Saturday, November 08, 2014

MidTerms Show Need for Progressive Religious Leaders

Lots of people want change, progressive change. They come at it from different experiences, but the desire for real reform is ever present.

What Have We Learned?
For the most part, people hope that a political leader will lead the way. Barack Obama rode our Hope for Change to the White House. Now, that hope is looking for a new vehicle. Will it be Elizabeth Warren?

The walloping that the Democratic Party took in the mid-terms shows how weak it is as a voice for our aspirations. While one or two of its leaders invoke our desires some of the time, most of its leaders cannot. Their role is to seek 51%, and that necessity means that they will, in most cases, be uninspiring.

There is no way that someone running for the Senate in Kentucky or Georgia is going to take us to the mountain top and show us the promised land. But if they cannot do it, they cannot win, because people who want change will not turn out for them. Al Sharpton: "You have to turn them on, before you can turn them out." But if they do it, they cannot win, because that is the stage of history we live in.

In Presidential years, we are inspired by a presidential candidate. On the off-years, we are left with Michelle Nunn or Allison Lundergran Grimes.

So who will take us to the mountain top and show the route to the promised land? Who voices the vision without compromise? Who calls out the resistance to change? Who challenges those who vacillate on the sidelines? Who looks beyond the next election?

Kay Hagan almost retained her Senate seat from North Carolina.

Doesn't Need 51%.
I am sure that she would not have even come close if it had not been for the strong moral leadership of Rev. William Barber preparing the way. And the Moral Movement in North Carolina will continue after Kay Hagan moves on to her next career.

Strong, progressive religious leaders make the difference. But they are now weak. Theirs is the missing voice. And we are left with the occasionally visionary politicians, comedians like Jon Stewart, and TV commentators instead.

Cynicism is Obedience
Look at the famous Tobin Grant chart: the laity of most of the more liberal mainline denominations are quite conservative when it comes to economic and social policy. They differ from the conservatives only on the questions of traditional morality.  (You have to go to the chart; RNS does not allow me to show you the graph itself. It's VERY INTERESTING !!!! )

The mainline clergy are not going to be brave voices for social justice, or reproductive justice, or for global environmental justice. Look at where their laity is.

The laity of the African American denomination will support the demands for social justice and economic change. And African American ministers have often been in the role of moral leadership. But the success of leaders depends on the contributions of "first followers."

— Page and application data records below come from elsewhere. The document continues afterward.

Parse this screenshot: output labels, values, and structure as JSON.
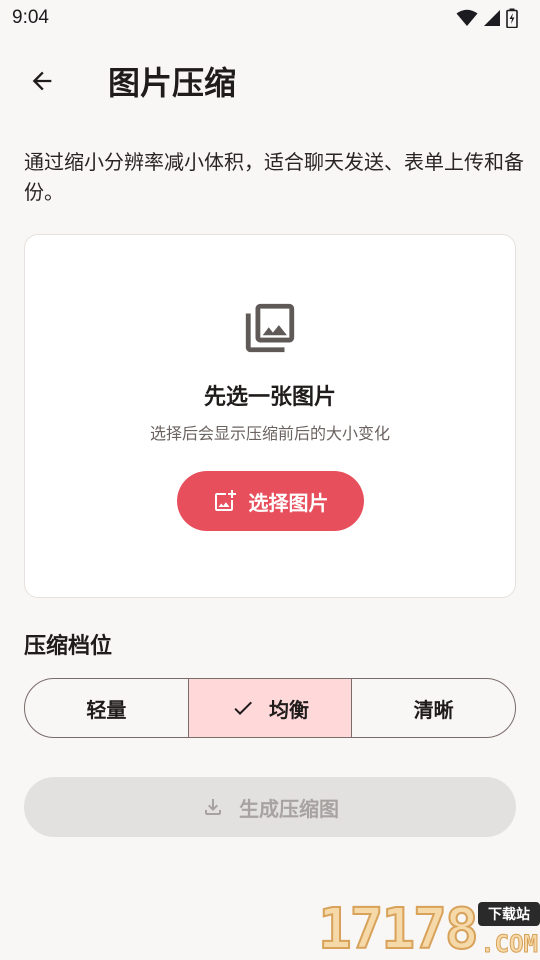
{
  "status_bar": {
    "time": "9:04",
    "icons": [
      "wifi-icon",
      "signal-icon",
      "battery-charging-icon"
    ]
  },
  "app_bar": {
    "back_icon": "arrow-back-icon",
    "title": "图片压缩"
  },
  "description": "通过缩小分辨率减小体积，适合聊天发送、表单上传和备份。",
  "picker": {
    "icon": "photo-library-icon",
    "title": "先选一张图片",
    "hint": "选择后会显示压缩前后的大小变化",
    "button_label": "选择图片",
    "button_icon": "add-photo-icon"
  },
  "compression": {
    "section_title": "压缩档位",
    "options": [
      {
        "label": "轻量",
        "selected": false
      },
      {
        "label": "均衡",
        "selected": true
      },
      {
        "label": "清晰",
        "selected": false
      }
    ],
    "selected_icon": "check-icon"
  },
  "generate": {
    "label": "生成压缩图",
    "icon": "download-icon",
    "enabled": false
  },
  "watermark": {
    "digits": "17178",
    "badge": "下载站",
    "suffix": ".COM"
  },
  "colors": {
    "background": "#f8f7f5",
    "accent": "#e84f5d",
    "selected_segment": "#ffd9da",
    "disabled_button": "#e3e1df",
    "disabled_text": "#a8a3a1"
  }
}
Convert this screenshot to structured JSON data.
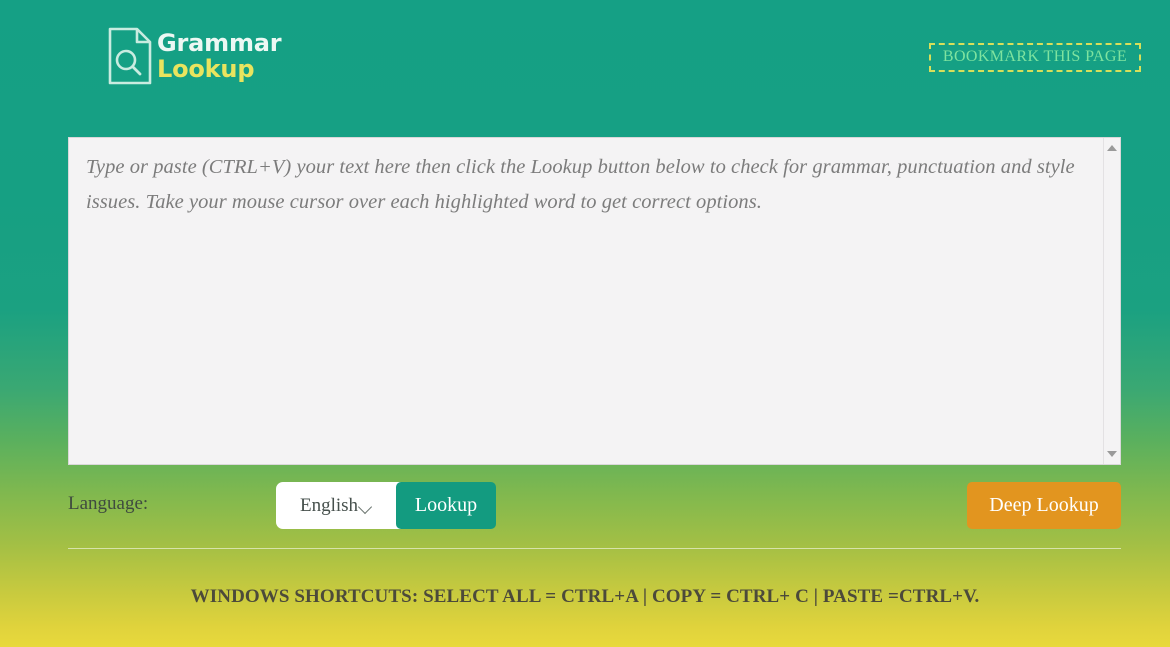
{
  "header": {
    "logo": {
      "icon": "document-search-icon",
      "line1": "Grammar",
      "line2": "Lookup"
    },
    "bookmark_label": "BOOKMARK THIS PAGE"
  },
  "editor": {
    "placeholder": "Type or paste (CTRL+V) your text here then click the Lookup button below to check for grammar, punctuation and style issues. Take your mouse cursor over each highlighted word to get correct options.",
    "value": "",
    "scrollbar": {
      "up_icon": "scroll-up-arrow-icon",
      "down_icon": "scroll-down-arrow-icon"
    }
  },
  "controls": {
    "language_label": "Language:",
    "language_selected": "English",
    "language_options": [
      "English"
    ],
    "chevron_icon": "chevron-down-icon",
    "lookup_label": "Lookup",
    "deep_lookup_label": "Deep Lookup"
  },
  "footer": {
    "shortcuts": "WINDOWS SHORTCUTS: SELECT ALL = CTRL+A | COPY = CTRL+ C | PASTE =CTRL+V."
  },
  "colors": {
    "gradient_top": "#15a085",
    "gradient_bottom": "#e8d93b",
    "lookup_button": "#139b80",
    "deep_lookup_button": "#e2951f",
    "logo_accent": "#e9e45e",
    "bookmark_border": "#d8df5a",
    "bookmark_text": "#7ee39f",
    "editor_background": "#f4f3f4"
  }
}
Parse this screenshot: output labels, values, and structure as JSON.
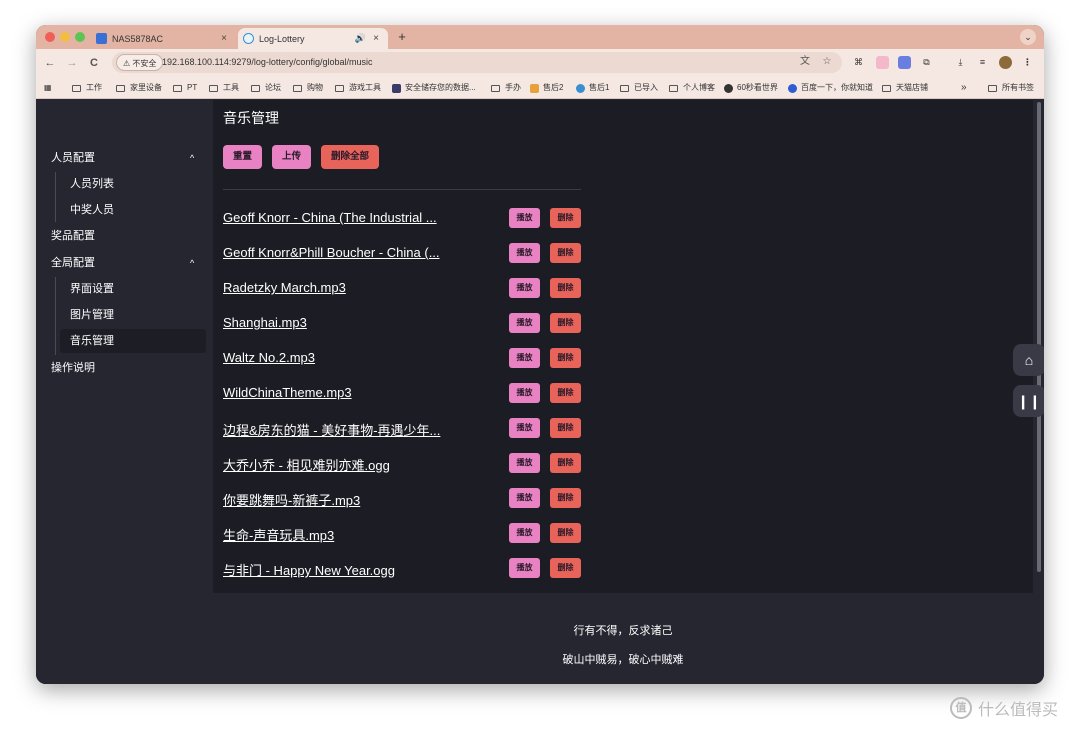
{
  "browser": {
    "tabs": [
      {
        "title": "NAS5878AC",
        "close": "×"
      },
      {
        "title": "Log-Lottery",
        "close": "×"
      }
    ],
    "new_tab": "+",
    "tab_menu": "⌄",
    "nav": {
      "back": "←",
      "forward": "→",
      "reload": "C"
    },
    "security_badge": "⚠ 不安全",
    "url": "192.168.100.114:9279/log-lottery/config/global/music",
    "bookmarks": [
      "工作",
      "家里设备",
      "PT",
      "工具",
      "论坛",
      "购物",
      "游戏工具",
      "安全储存您的数据...",
      "手办",
      "售后2",
      "售后1",
      "已导入",
      "个人博客",
      "60秒看世界",
      "百度一下，你就知道",
      "天猫店铺"
    ],
    "bookmarks_more": "»",
    "all_bookmarks": "所有书签"
  },
  "sidebar": {
    "groups": [
      {
        "label": "人员配置",
        "chevron": "^",
        "children": [
          "人员列表",
          "中奖人员"
        ]
      },
      {
        "label": "奖品配置"
      },
      {
        "label": "全局配置",
        "chevron": "^",
        "children": [
          "界面设置",
          "图片管理",
          "音乐管理"
        ]
      },
      {
        "label": "操作说明"
      }
    ]
  },
  "main": {
    "title": "音乐管理",
    "buttons": {
      "reset": "重置",
      "upload": "上传",
      "delete_all": "删除全部"
    },
    "play_label": "播放",
    "delete_label": "删除",
    "songs": [
      "Geoff Knorr - China (The Industrial ...",
      "Geoff Knorr&Phill Boucher - China (...",
      "Radetzky March.mp3",
      "Shanghai.mp3",
      "Waltz No.2.mp3",
      "WildChinaTheme.mp3",
      "边程&房东的猫 - 美好事物-再遇少年...",
      "大乔小乔 - 相见难别亦难.ogg",
      "你要跳舞吗-新裤子.mp3",
      "生命-声音玩具.mp3",
      "与非门 - Happy New Year.ogg"
    ]
  },
  "footer": {
    "line1": "行有不得，反求诸己",
    "line2": "破山中贼易，破心中贼难"
  },
  "watermark": {
    "logo": "值",
    "text": "什么值得买"
  },
  "colors": {
    "play": "#e982c3",
    "delete": "#e8645a",
    "background": "#262631",
    "content": "#1c1c24"
  }
}
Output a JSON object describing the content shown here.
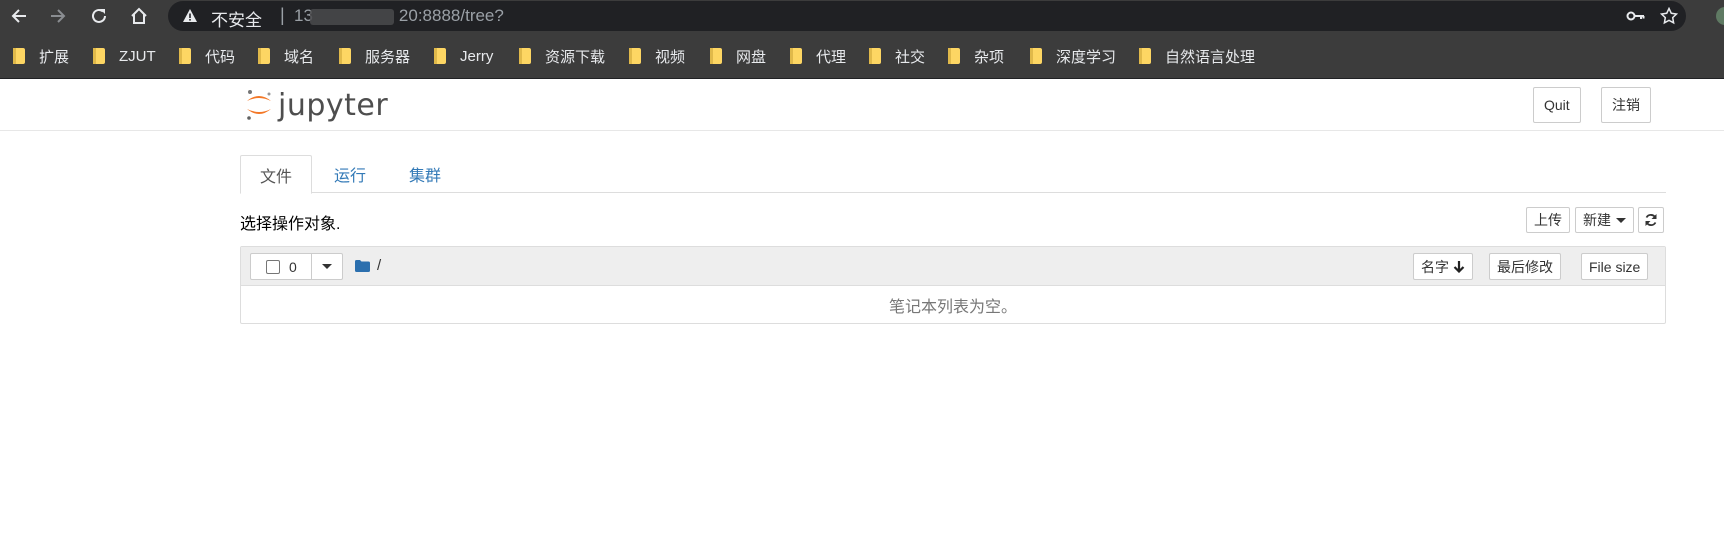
{
  "browser": {
    "insecure_label": "不安全",
    "separator": "|",
    "url_prefix": "13",
    "url_suffix": "20:8888/tree?",
    "bookmarks": [
      "扩展",
      "ZJUT",
      "代码",
      "域名",
      "服务器",
      "Jerry",
      "资源下载",
      "视频",
      "网盘",
      "代理",
      "社交",
      "杂项",
      "深度学习",
      "自然语言处理"
    ]
  },
  "header": {
    "logo_text": "jupyter",
    "quit_label": "Quit",
    "logout_label": "注销"
  },
  "tabs": [
    "文件",
    "运行",
    "集群"
  ],
  "toolbar": {
    "hint": "选择操作对象.",
    "upload_label": "上传",
    "new_label": "新建"
  },
  "list": {
    "selected_count": "0",
    "path": "/",
    "sort_name_label": "名字",
    "sort_modified_label": "最后修改",
    "sort_size_label": "File size",
    "empty_message": "笔记本列表为空。"
  },
  "colors": {
    "chrome_bg": "#3c3c3c",
    "link": "#337ab7",
    "logo_orange": "#f37726",
    "folder_icon": "#2b6fae"
  }
}
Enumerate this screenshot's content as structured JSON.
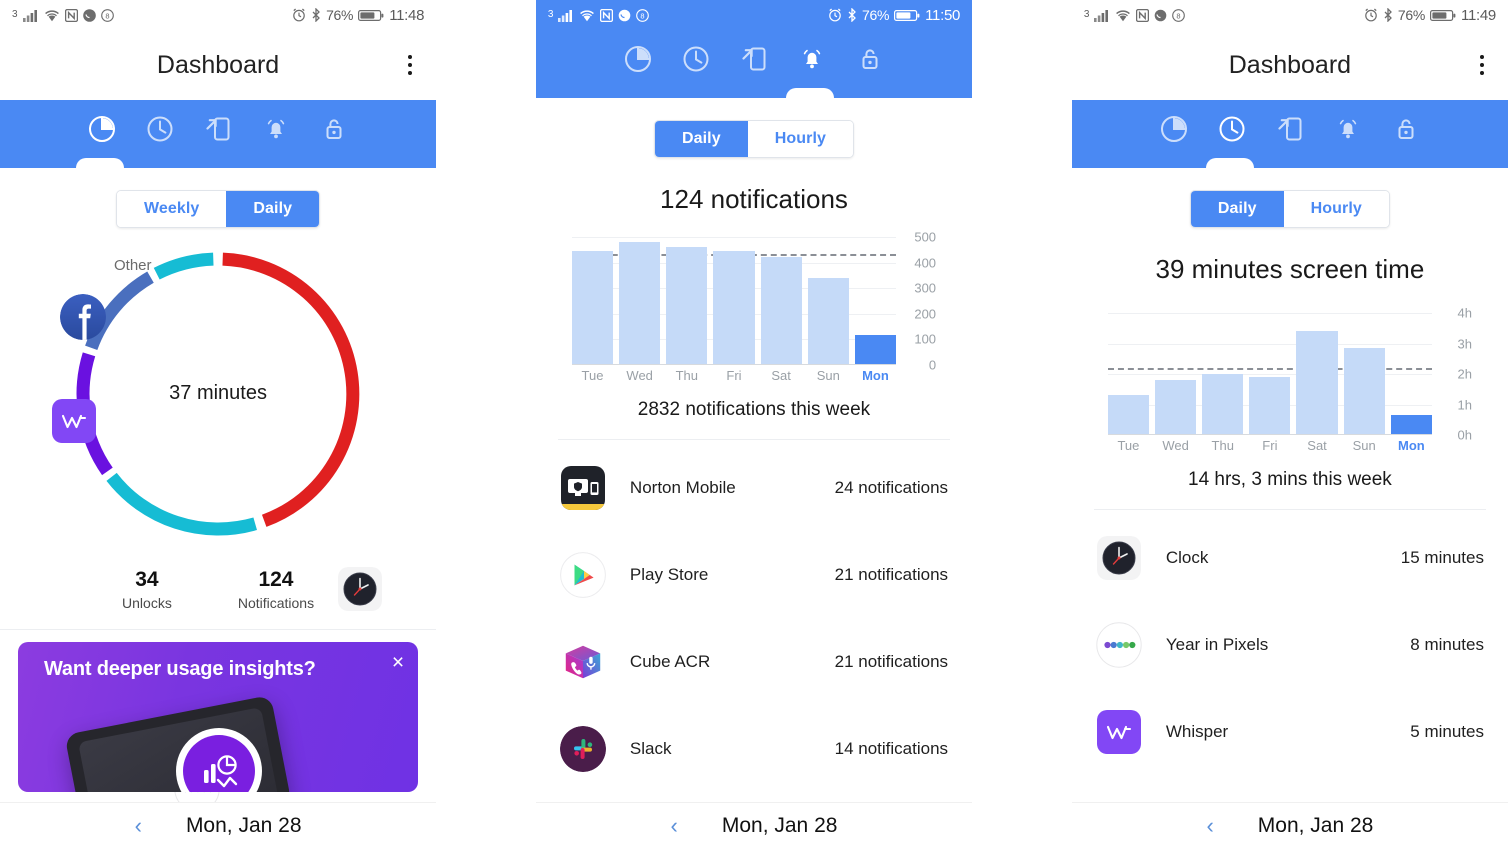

Oh, if only there were a denomination where the laity was as progressive as their clergy, a denomination unencumbered by a large and noisy rightwing. A denomination where religious leaders could step out into the society and give voice to the hopes of the people, amplify the stories of their struggles, and be the missing leaders and their first followers.

Oh, wait.......

3 comments:

Steve LaBonne said...

Our friends in the UCC are our most reliable comrades in arms in this work despite the centrist position assigned to them in that chart. I hope the leaders of both denominations will long continue to nourish that partnership.

PeaceBang said...

I was very depressed to learn that only 36% of eligible voters went to the polls last Tuesday. THIRTY SIX PERCENT!!! Just a get out the vote effort would be a good place to start.

Tom Schade said...

PB, Yeah I know. Sigh. But I know that the reason I vote is because I have a larger vision, which is greater than any of the sometimes crappy candidates I end up voting for. But I didn't get that vision from politicians and candidates. I caught that vision way back when I was younger from a bunch of people, many of whom were religious leaders, mostly non-UU's, to be frank. You talked about telling the youth in your neighborhood that you believed in them and they were worth it etc. You have to be a religious leader to get that wildly hopeful.